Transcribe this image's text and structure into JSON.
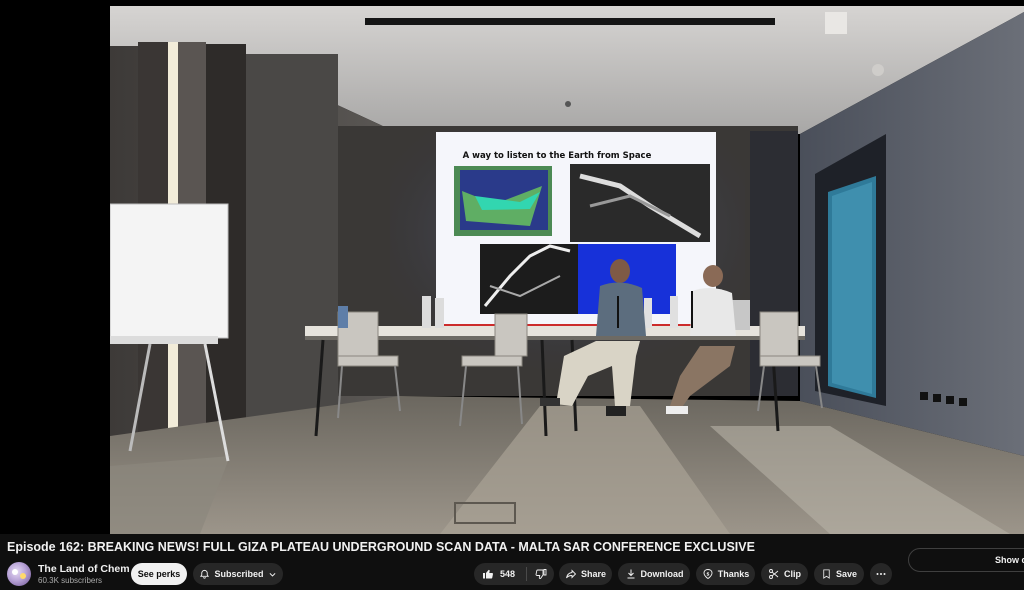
{
  "video": {
    "slide_title": "A way to listen to the Earth from Space"
  },
  "metadata": {
    "title": "Episode 162: BREAKING NEWS! FULL GIZA PLATEAU UNDERGROUND SCAN DATA - MALTA SAR CONFERENCE EXCLUSIVE"
  },
  "channel": {
    "name": "The Land of Chem",
    "subscribers": "60.3K subscribers"
  },
  "actions": {
    "see_perks": "See perks",
    "subscribed": "Subscribed",
    "like_count": "548",
    "share": "Share",
    "download": "Download",
    "thanks": "Thanks",
    "clip": "Clip",
    "save": "Save"
  },
  "sidebar": {
    "show_chat": "Show ch"
  },
  "icons": [
    "bell-icon",
    "chevron-down-icon",
    "like-icon",
    "dislike-icon",
    "share-icon",
    "download-icon",
    "thanks-icon",
    "clip-icon",
    "save-icon",
    "more-icon"
  ]
}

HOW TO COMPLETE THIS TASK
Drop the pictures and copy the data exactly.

SOLUTION TO THIS TASK
Transcribe this image's text and structure into JSON.
{
  "video": {
    "slide_title": "A way to listen to the Earth from Space"
  },
  "metadata": {
    "title": "Episode 162: BREAKING NEWS! FULL GIZA PLATEAU UNDERGROUND SCAN DATA - MALTA SAR CONFERENCE EXCLUSIVE"
  },
  "channel": {
    "name": "The Land of Chem",
    "subscribers": "60.3K subscribers"
  },
  "actions": {
    "see_perks": "See perks",
    "subscribed": "Subscribed",
    "like_count": "548",
    "share": "Share",
    "download": "Download",
    "thanks": "Thanks",
    "clip": "Clip",
    "save": "Save"
  },
  "sidebar": {
    "show_chat": "Show ch"
  },
  "icons": [
    "bell-icon",
    "chevron-down-icon",
    "like-icon",
    "dislike-icon",
    "share-icon",
    "download-icon",
    "thanks-icon",
    "clip-icon",
    "save-icon",
    "more-icon"
  ]
}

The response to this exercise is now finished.